Lily* was a nine year old girl participating in my summer camp program. She had the best sense of humour and was always smiling. Lily had asthma and other health conditions that made it more difficult for her to take part in all of the recreational activities provided. She needed more breaks, times for rest and lots of positive reinforcements and encouragement to participate. Lily taught me that with a little patience and persistence everyone can have an equal opportunity to enjoy summer camp.
Down Syndrome is one of the most common causes of an individual becoming diagnosed with an intellectually disability. The severity of the disability can range from mild to profound but is most often in the moderate range. Down Syndrome can affect a wide variety of children and does not segregate between gender, race or socio economic status. About 1 in 1000 children are diagnosed with Down Syndrome. This syndrome was one of the first to be linked to a genetic irregularity. A prenatal screening test can identify that a child has Down Syndrome prior to birth.
There are over fifty physical signs of this disorder. Characteristics may be present at birth or show up later in life. It is important to note that the number of physical characteristics that a child has does not relate to the severity of their intellectual disability. Some of the key characteristics include:

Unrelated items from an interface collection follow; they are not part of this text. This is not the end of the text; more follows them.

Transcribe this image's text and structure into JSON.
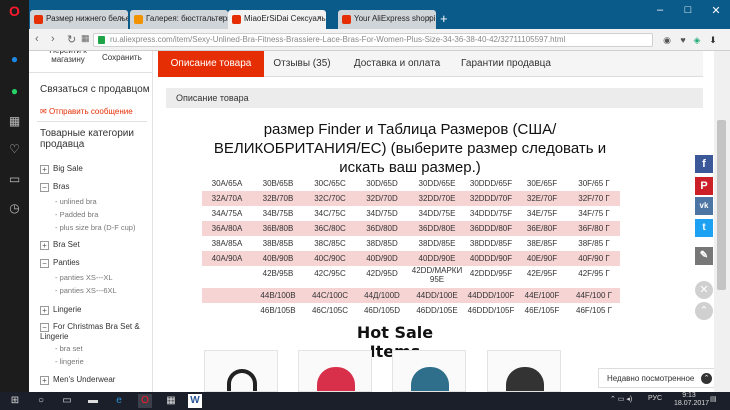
{
  "browser": {
    "tabs": [
      {
        "label": "Размер нижнего белье на",
        "color": "#e62e04",
        "active": false
      },
      {
        "label": "Галерея: бюстгальтеры д",
        "color": "#f29200",
        "active": false
      },
      {
        "label": "MiaoErSiDai Сексуальны",
        "color": "#e62e04",
        "active": true
      },
      {
        "label": "Your AliExpress shopping",
        "color": "#e62e04",
        "active": false
      }
    ],
    "new_tab": "+",
    "url": "ru.aliexpress.com/item/Sexy-Unlined-Bra-Fitness-Brassiere-Lace-Bras-For-Women-Plus-Size-34-36-38-40-42/32711105597.html"
  },
  "left_panel": {
    "goto_store": "Перейти к магазину",
    "save": "Сохранить",
    "contact_title": "Связаться с продавцом",
    "send_message": "Отправить сообщение",
    "categories_title": "Товарные категории продавца",
    "categories": [
      {
        "label": "Big Sale",
        "sign": "+"
      },
      {
        "label": "Bras",
        "sign": "−"
      },
      {
        "label": "Bra Set",
        "sign": "+"
      },
      {
        "label": "Panties",
        "sign": "−"
      },
      {
        "label": "Lingerie",
        "sign": "+"
      },
      {
        "label": "For Christmas Bra Set & Lingerie",
        "sign": "−"
      },
      {
        "label": "Men's Underwear",
        "sign": "+"
      }
    ],
    "subcategories": {
      "bras": [
        "unlined bra",
        "Padded bra",
        "plus size bra (D-F cup)"
      ],
      "panties": [
        "panties XS---XL",
        "panties XS---6XL"
      ],
      "christmas": [
        "bra set",
        "lingerie"
      ]
    }
  },
  "product_tabs": [
    {
      "label": "Описание товара",
      "active": true
    },
    {
      "label": "Отзывы (35)",
      "active": false
    },
    {
      "label": "Доставка и оплата",
      "active": false
    },
    {
      "label": "Гарантии продавца",
      "active": false
    }
  ],
  "description_header": "Описание товара",
  "size_title": "размер Finder и Таблица Размеров (США/ ВЕЛИКОБРИТАНИЯ/ЕС) (выберите размер следовать и искать ваш размер.)",
  "size_table": [
    [
      "30A/65A",
      "30B/65B",
      "30C/65C",
      "30D/65D",
      "30DD/65E",
      "30DDD/65F",
      "30E/65F",
      "30F/65 Г"
    ],
    [
      "32A/70A",
      "32B/70B",
      "32C/70C",
      "32D/70D",
      "32DD/70E",
      "32DDD/70F",
      "32E/70F",
      "32F/70 Г"
    ],
    [
      "34A/75A",
      "34B/75B",
      "34C/75C",
      "34D/75D",
      "34DD/75E",
      "34DDD/75F",
      "34E/75F",
      "34F/75 Г"
    ],
    [
      "36A/80A",
      "36B/80B",
      "36C/80C",
      "36D/80D",
      "36DD/80E",
      "36DDD/80F",
      "36E/80F",
      "36F/80 Г"
    ],
    [
      "38A/85A",
      "38B/85B",
      "38C/85C",
      "38D/85D",
      "38DD/85E",
      "38DDD/85F",
      "38E/85F",
      "38F/85 Г"
    ],
    [
      "40A/90A",
      "40B/90B",
      "40C/90C",
      "40D/90D",
      "40DD/90E",
      "40DDD/90F",
      "40E/90F",
      "40F/90 Г"
    ],
    [
      "",
      "42B/95B",
      "42C/95C",
      "42D/95D",
      "42DD/МАРКИ 95E",
      "42DDD/95F",
      "42E/95F",
      "42F/95 Г"
    ],
    [
      "",
      "44B/100B",
      "44C/100C",
      "44Д/100D",
      "44DD/100E",
      "44DDD/100F",
      "44E/100F",
      "44F/100 Г"
    ],
    [
      "",
      "46B/105B",
      "46C/105C",
      "46D/105D",
      "46DD/105E",
      "46DDD/105F",
      "46E/105F",
      "46F/105 Г"
    ]
  ],
  "hot_sale": "Hot Sale Items",
  "recently_viewed": "Недавно посмотренное",
  "taskbar": {
    "lang": "РУС",
    "time": "9:13",
    "date": "18.07.2017"
  },
  "share_colors": {
    "facebook": "#3b5998",
    "pinterest": "#cb2027",
    "vk": "#4c75a3",
    "twitter": "#1da1f2",
    "edit": "#777777"
  }
}
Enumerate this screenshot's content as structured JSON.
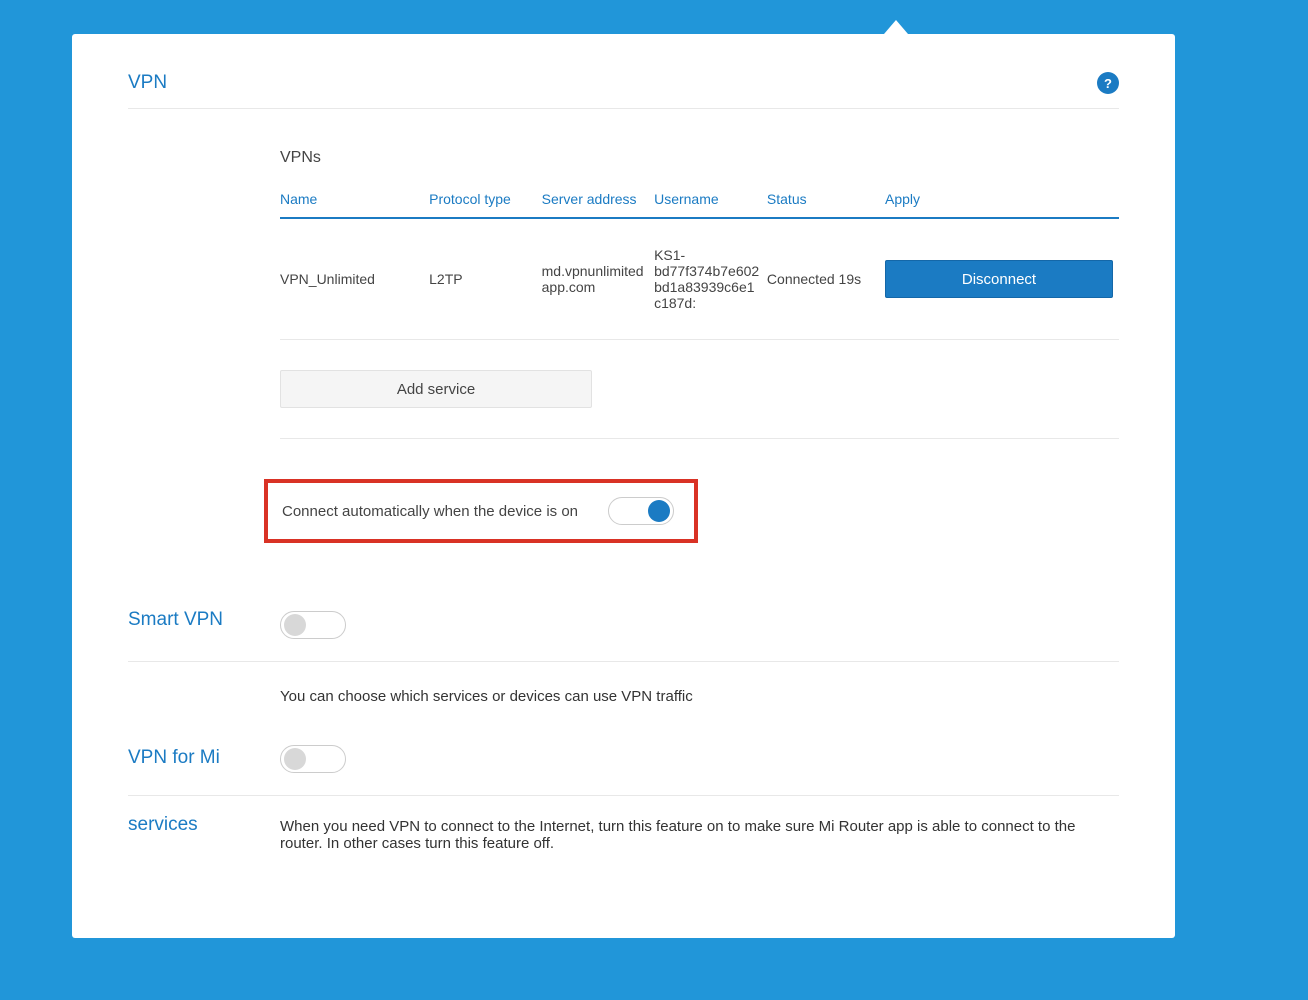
{
  "page": {
    "title": "VPN"
  },
  "vpns": {
    "subtitle": "VPNs",
    "headers": {
      "name": "Name",
      "protocol": "Protocol type",
      "server": "Server address",
      "username": "Username",
      "status": "Status",
      "apply": "Apply"
    },
    "row": {
      "name": "VPN_Unlimited",
      "protocol": "L2TP",
      "server": "md.vpnunlimitedapp.com",
      "username": "KS1-bd77f374b7e602bd1a83939c6e1c187d:",
      "status": "Connected 19s",
      "action": "Disconnect"
    },
    "add_button": "Add service"
  },
  "auto_connect": {
    "label": "Connect automatically when the device is on"
  },
  "smart_vpn": {
    "title": "Smart VPN",
    "desc": "You can choose which services or devices can use VPN traffic"
  },
  "mi_services": {
    "title_line1": "VPN for Mi",
    "title_line2": "services",
    "desc": "When you need VPN to connect to the Internet, turn this feature on to make sure Mi Router app is able to connect to the router. In other cases turn this feature off."
  },
  "help_icon_text": "?"
}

- Limited muscle tone
- Flexible joints
- Protruding tongue
- Greater risk of health conditions
- Flat facial profile
- Broad and short hands and feet
- Underdeveloped or absent nasal cartilage
- Unique development of the epicanthic fold (eyelid)
Down Syndrome is caused by the presence of an extra chromosome that affects the development of the child’s body and brain. Individuals with Down Syndrome have a disruption of chromosome 21, the smallest human chromosome. A link to the mothers’ age and the increased likelihood of having a child with Down Syndrome has been made.
The characteristics of Down Syndrome will definitely affect the child’s ability to function well in school and in social situations. They may have sensory processing issues, reduced communication skills and be hearing impaired. Children with Down Syndrome typically reach developmental milestones later than other kids and this can significantly impact their learning. Individuals may require extra support in the areas of self-care skills, speech and language, physical therapy and all academic subjects. Children will need assistance in building positive peer interactions. It is important to note that children with Down Syndrome are all unique individuals who have a large capacity to learn just at different rates.
- Use plenty of visual aids and cues
- Ensure that the child has an environment for school work that provides extra support, use a foot wedge, writing slope and textured cushion for example (Set BC has adaptive equipment)
- Provide the child with adapted pencil grips and other equipment
- Use hands on activities whenever possible
- Relate activities to real life examples for these concrete learners
- Use short and long term memory aids, visual schedules and check lists
- Shorten the assigned work or break it down into smaller tasks
- Reduce the demands for fine motor activities when frustrated
- Use object cues, objects as visuals if needed to communicate
- Provide opportunities to use technology aids like an iPad (apps like Tap to Talk and Endless ABC may be useful)
- Give the child more choices and try to include their interests in the activity whenever possible.
Helpful Articles and Websites
Ministry of Education Website
Learning Disabilities Association Vancouver
Canadian Down Syndrome Society
Down Syndrome Research Foundation
Down Syndrome Overview
National Down Syndrome Society
Changing Attitudes and Shifting Perceptions
Down Syndrome Current Focus of Research
Good Practise Guidelines for Education
Down Syndrome Overview
*Names and some details have been changed.
I am fortunate to have a background working with exceptional children with special needs. I think that it is important to understand that every child is an individual first and should not be defined by their diagnosis. And every family has the right to treat the condition however they see fit. I do believe that the decision on how to treat your child (if at all) should be made after careful consideration, education, implementation of behavioural modification plans and consultation with professionals (teachers, counsellors, Pediatricians etc.).